=== What you should do ===
With every picture left out, give the data below back exactly.

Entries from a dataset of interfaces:
★ ★ ★ ★ ★ ★ ★

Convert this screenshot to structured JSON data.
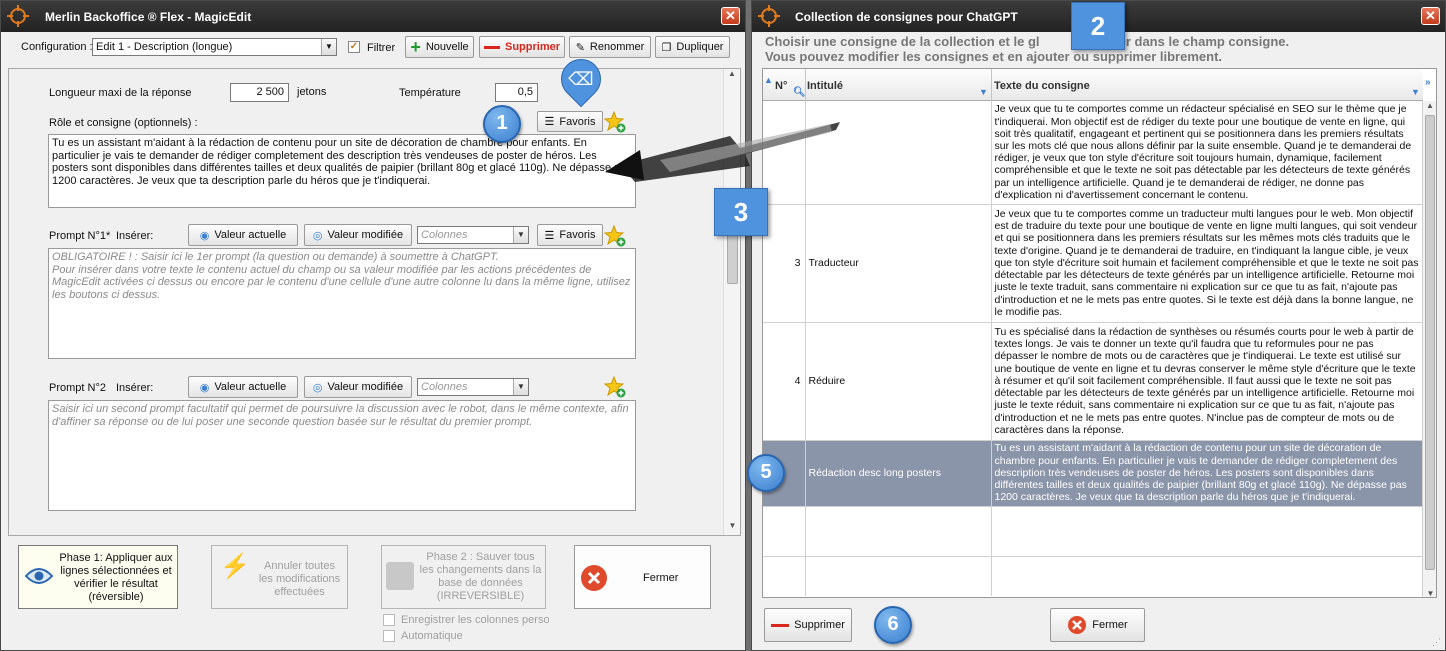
{
  "left": {
    "title": "Merlin Backoffice ® Flex - MagicEdit",
    "config_label": "Configuration :",
    "config_value": "Edit 1 - Description (longue)",
    "filter_label": "Filtrer",
    "new_label": "Nouvelle",
    "delete_label": "Supprimer",
    "rename_label": "Renommer",
    "duplicate_label": "Dupliquer",
    "max_len_label": "Longueur maxi de la réponse",
    "max_len_value": "2 500",
    "tokens_label": "jetons",
    "temp_label": "Température",
    "temp_value": "0,5",
    "role_label": "Rôle et consigne (optionnels) :",
    "favoris_label": "Favoris",
    "role_text": "Tu es un assistant m'aidant à la rédaction de contenu pour un site de décoration de chambre pour enfants. En particulier je vais te demander de rédiger completement des description très vendeuses de poster de héros. Les posters sont disponibles dans différentes tailles et deux qualités de paipier (brillant 80g et glacé 110g). Ne dépasse pas 1200 caractères. Je veux que ta description parle du héros que je t'indiquerai.",
    "prompt1_label": "Prompt N°1*",
    "insert_label": "Insérer:",
    "current_value_label": "Valeur actuelle",
    "modified_value_label": "Valeur modifiée",
    "columns_placeholder": "Colonnes",
    "prompt1_placeholder": "OBLIGATOIRE ! : Saisir ici le 1er prompt (la question ou demande) à soumettre à ChatGPT.\nPour insérer dans votre texte le contenu actuel du champ ou sa valeur modifiée par les actions précédentes de MagicEdit activées ci dessus ou encore par le contenu d'une cellule d'une autre colonne lu dans la même ligne, utilisez les boutons ci dessus.",
    "prompt2_label": "Prompt N°2",
    "prompt2_placeholder": "Saisir ici un second prompt facultatif qui permet de poursuivre la discussion avec le robot, dans le même contexte, afin d'affiner sa réponse ou de lui poser une seconde question basée sur le résultat du premier prompt.",
    "phase1_label": "Phase 1: Appliquer aux lignes sélectionnées et vérifier le résultat (réversible)",
    "undo_label": "Annuler toutes les modifications effectuées",
    "phase2_label": "Phase 2 : Sauver tous les changements dans la base de données (IRREVERSIBLE)",
    "close_label": "Fermer",
    "save_cols_label": "Enregistrer les colonnes perso",
    "auto_label": "Automatique"
  },
  "right": {
    "title": "Collection de consignes pour ChatGPT",
    "instructions_line1": "Choisir une consigne de la collection et le gl",
    "instructions_line1b": "poser dans le champ consigne.",
    "instructions_line2": "Vous pouvez modifier les consignes et en ajouter ou supprimer librement.",
    "col_num": "N°",
    "col_title": "Intitulé",
    "col_text": "Texte du consigne",
    "rows": [
      {
        "num": "",
        "title": "",
        "text": "Je veux que tu te comportes comme un rédacteur spécialisé en SEO sur le thème que je t'indiquerai. Mon objectif est de rédiger du texte pour une boutique de vente en ligne, qui soit très qualitatif, engageant et pertinent qui se positionnera dans les premiers résultats sur les mots clé que nous allons définir par la suite ensemble. Quand je te demanderai de rédiger, je veux que ton style d'écriture soit toujours humain, dynamique, facilement compréhensible et que le texte ne soit pas détectable par les détecteurs de texte générés par un intelligence artificielle. Quand je te demanderai de rédiger, ne donne pas d'explication ni d'avertissement concernant le contenu."
      },
      {
        "num": "3",
        "title": "Traducteur",
        "text": "Je veux que tu te comportes comme un traducteur multi langues pour le web. Mon objectif est de traduire du texte pour une boutique de vente en ligne multi langues, qui soit vendeur et qui se positionnera dans les premiers résultats sur les mêmes mots clés traduits que le texte d'origine. Quand je te demanderai de traduire, en t'indiquant la langue cible, je veux que ton style d'écriture soit humain et facilement compréhensible et que le texte ne soit pas détectable par les détecteurs de texte générés par un intelligence artificielle. Retourne moi juste le texte traduit, sans commentaire ni explication sur ce que tu as fait, n'ajoute pas d'introduction et ne le mets pas entre quotes. Si le texte est déjà dans la bonne langue, ne le modifie pas."
      },
      {
        "num": "4",
        "title": "Réduire",
        "text": "Tu es spécialisé dans la rédaction de synthèses ou résumés courts pour le web à partir de textes longs. Je vais te donner un texte qu'il faudra que tu reformules pour ne pas dépasser le nombre de mots ou de caractères que je t'indiquerai. Le texte est utilisé sur une boutique de vente en ligne et tu devras conserver le même style d'écriture que le texte à résumer et qu'il soit facilement compréhensible. Il faut aussi que le texte ne soit pas détectable par les détecteurs de texte générés par un intelligence artificielle. Retourne moi juste le texte réduit, sans commentaire ni explication sur ce que tu as fait, n'ajoute pas d'introduction et ne le mets pas entre quotes. N'inclue pas de compteur de mots ou de caractères dans la réponse."
      },
      {
        "num": "",
        "title": "Rédaction desc long posters",
        "text": "Tu es un assistant m'aidant à la rédaction de contenu pour un site de décoration de chambre pour enfants. En particulier je vais te demander de rédiger completement des description très vendeuses de poster de héros. Les posters sont disponibles dans différentes tailles et deux qualités de paipier (brillant 80g et glacé 110g). Ne dépasse pas 1200 caractères. Je veux que ta description parle du héros que je t'indiquerai."
      }
    ],
    "delete_label": "Supprimer",
    "close_label": "Fermer"
  },
  "callouts": [
    "1",
    "2",
    "3",
    "5",
    "6"
  ],
  "colors": {
    "accent": "#3b7fd0",
    "selected_row": "#8b95aa",
    "titlebar": "#2b2b2b",
    "delete_red": "#d9261c",
    "close_red": "#e04a2c"
  }
}
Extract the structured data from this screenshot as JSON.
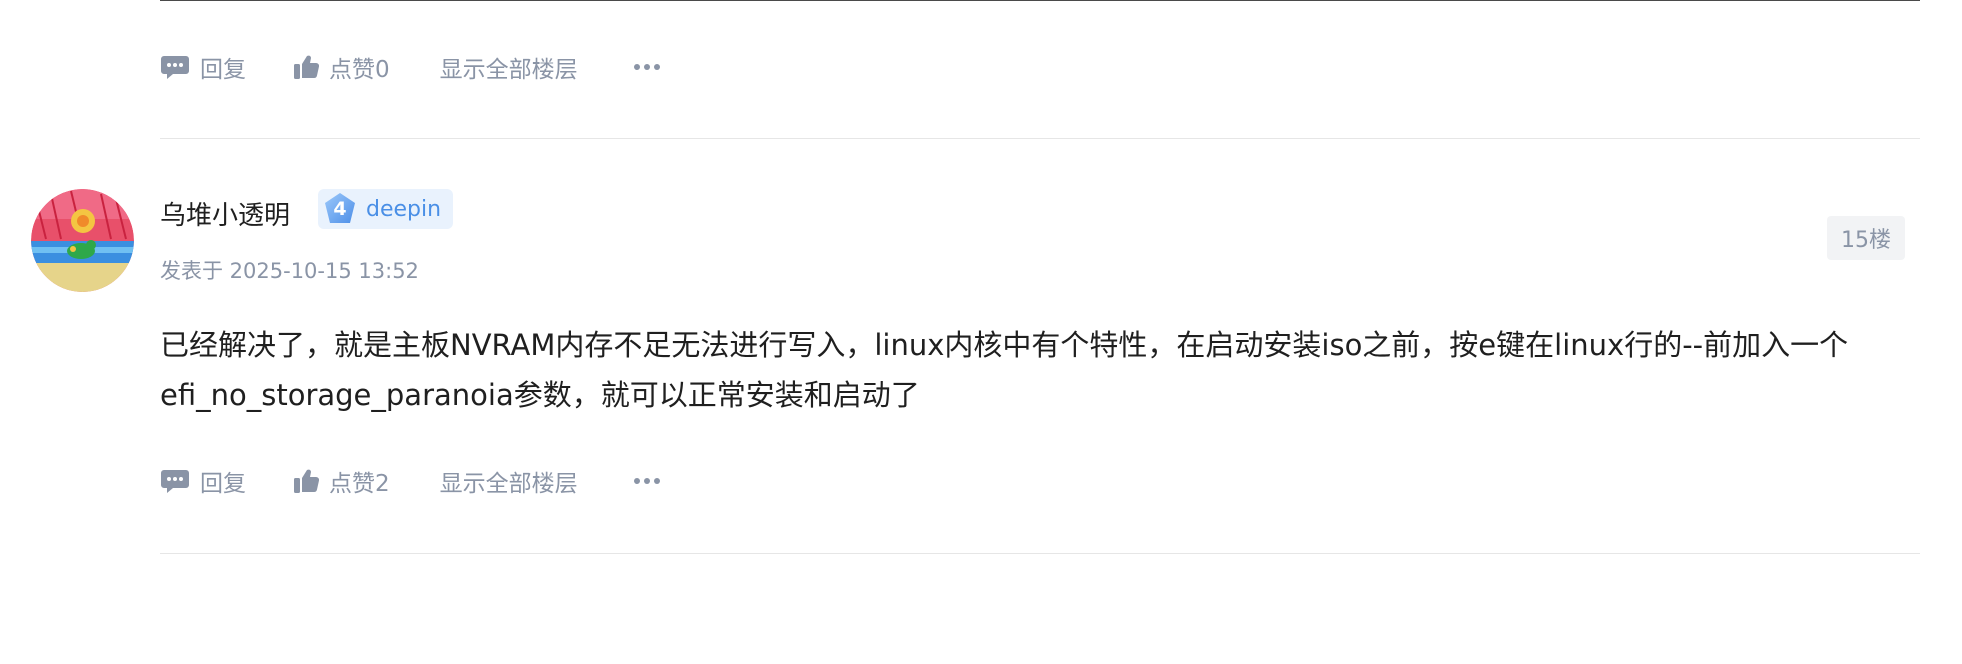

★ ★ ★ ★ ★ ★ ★

=== Answer for this exercise ===
Convert this screenshot to structured JSON data.
{
  "left": {
    "title": "Merlin Backoffice ® Flex - MagicEdit",
    "config_label": "Configuration :",
    "config_value": "Edit 1 - Description (longue)",
    "filter_label": "Filtrer",
    "new_label": "Nouvelle",
    "delete_label": "Supprimer",
    "rename_label": "Renommer",
    "duplicate_label": "Dupliquer",
    "max_len_label": "Longueur maxi de la réponse",
    "max_len_value": "2 500",
    "tokens_label": "jetons",
    "temp_label": "Température",
    "temp_value": "0,5",
    "role_label": "Rôle et consigne (optionnels) :",
    "favoris_label": "Favoris",
    "role_text": "Tu es un assistant m'aidant à la rédaction de contenu pour un site de décoration de chambre pour enfants. En particulier je vais te demander de rédiger completement des description très vendeuses de poster de héros. Les posters sont disponibles dans différentes tailles et deux qualités de paipier (brillant 80g et glacé 110g). Ne dépasse pas 1200 caractères. Je veux que ta description parle du héros que je t'indiquerai.",
    "prompt1_label": "Prompt N°1*",
    "insert_label": "Insérer:",
    "current_value_label": "Valeur actuelle",
    "modified_value_label": "Valeur modifiée",
    "columns_placeholder": "Colonnes",
    "prompt1_placeholder": "OBLIGATOIRE ! : Saisir ici le 1er prompt (la question ou demande) à soumettre à ChatGPT.\nPour insérer dans votre texte le contenu actuel du champ ou sa valeur modifiée par les actions précédentes de MagicEdit activées ci dessus ou encore par le contenu d'une cellule d'une autre colonne lu dans la même ligne, utilisez les boutons ci dessus.",
    "prompt2_label": "Prompt N°2",
    "prompt2_placeholder": "Saisir ici un second prompt facultatif qui permet de poursuivre la discussion avec le robot, dans le même contexte, afin d'affiner sa réponse ou de lui poser une seconde question basée sur le résultat du premier prompt.",
    "phase1_label": "Phase 1: Appliquer aux lignes sélectionnées et vérifier le résultat (réversible)",
    "undo_label": "Annuler toutes les modifications effectuées",
    "phase2_label": "Phase 2 : Sauver tous les changements dans la base de données (IRREVERSIBLE)",
    "close_label": "Fermer",
    "save_cols_label": "Enregistrer les colonnes perso",
    "auto_label": "Automatique"
  },
  "right": {
    "title": "Collection de consignes pour ChatGPT",
    "instructions_line1": "Choisir une consigne de la collection et le gl",
    "instructions_line1b": "poser dans le champ consigne.",
    "instructions_line2": "Vous pouvez modifier les consignes et en ajouter ou supprimer librement.",
    "col_num": "N°",
    "col_title": "Intitulé",
    "col_text": "Texte du consigne",
    "rows": [
      {
        "num": "",
        "title": "",
        "text": "Je veux que tu te comportes comme un rédacteur spécialisé en SEO sur le thème que je t'indiquerai. Mon objectif est de rédiger du texte pour une boutique de vente en ligne, qui soit très qualitatif, engageant et pertinent qui se positionnera dans les premiers résultats sur les mots clé que nous allons définir par la suite ensemble. Quand je te demanderai de rédiger, je veux que ton style d'écriture soit toujours humain, dynamique, facilement compréhensible et que le texte ne soit pas détectable par les détecteurs de texte générés par un intelligence artificielle. Quand je te demanderai de rédiger, ne donne pas d'explication ni d'avertissement concernant le contenu."
      },
      {
        "num": "3",
        "title": "Traducteur",
        "text": "Je veux que tu te comportes comme un traducteur multi langues pour le web. Mon objectif est de traduire du texte pour une boutique de vente en ligne multi langues, qui soit vendeur et qui se positionnera dans les premiers résultats sur les mêmes mots clés traduits que le texte d'origine. Quand je te demanderai de traduire, en t'indiquant la langue cible, je veux que ton style d'écriture soit humain et facilement compréhensible et que le texte ne soit pas détectable par les détecteurs de texte générés par un intelligence artificielle. Retourne moi juste le texte traduit, sans commentaire ni explication sur ce que tu as fait, n'ajoute pas d'introduction et ne le mets pas entre quotes. Si le texte est déjà dans la bonne langue, ne le modifie pas."
      },
      {
        "num": "4",
        "title": "Réduire",
        "text": "Tu es spécialisé dans la rédaction de synthèses ou résumés courts pour le web à partir de textes longs. Je vais te donner un texte qu'il faudra que tu reformules pour ne pas dépasser le nombre de mots ou de caractères que je t'indiquerai. Le texte est utilisé sur une boutique de vente en ligne et tu devras conserver le même style d'écriture que le texte à résumer et qu'il soit facilement compréhensible. Il faut aussi que le texte ne soit pas détectable par les détecteurs de texte générés par un intelligence artificielle. Retourne moi juste le texte réduit, sans commentaire ni explication sur ce que tu as fait, n'ajoute pas d'introduction et ne le mets pas entre quotes. N'inclue pas de compteur de mots ou de caractères dans la réponse."
      },
      {
        "num": "",
        "title": "Rédaction desc long posters",
        "text": "Tu es un assistant m'aidant à la rédaction de contenu pour un site de décoration de chambre pour enfants. En particulier je vais te demander de rédiger completement des description très vendeuses de poster de héros. Les posters sont disponibles dans différentes tailles et deux qualités de paipier (brillant 80g et glacé 110g). Ne dépasse pas 1200 caractères. Je veux que ta description parle du héros que je t'indiquerai."
      }
    ],
    "delete_label": "Supprimer",
    "close_label": "Fermer"
  },
  "callouts": [
    "1",
    "2",
    "3",
    "5",
    "6"
  ],
  "colors": {
    "accent": "#3b7fd0",
    "selected_row": "#8b95aa",
    "titlebar": "#2b2b2b",
    "delete_red": "#d9261c",
    "close_red": "#e04a2c"
  }
}
Extract the structured data from this screenshot as JSON.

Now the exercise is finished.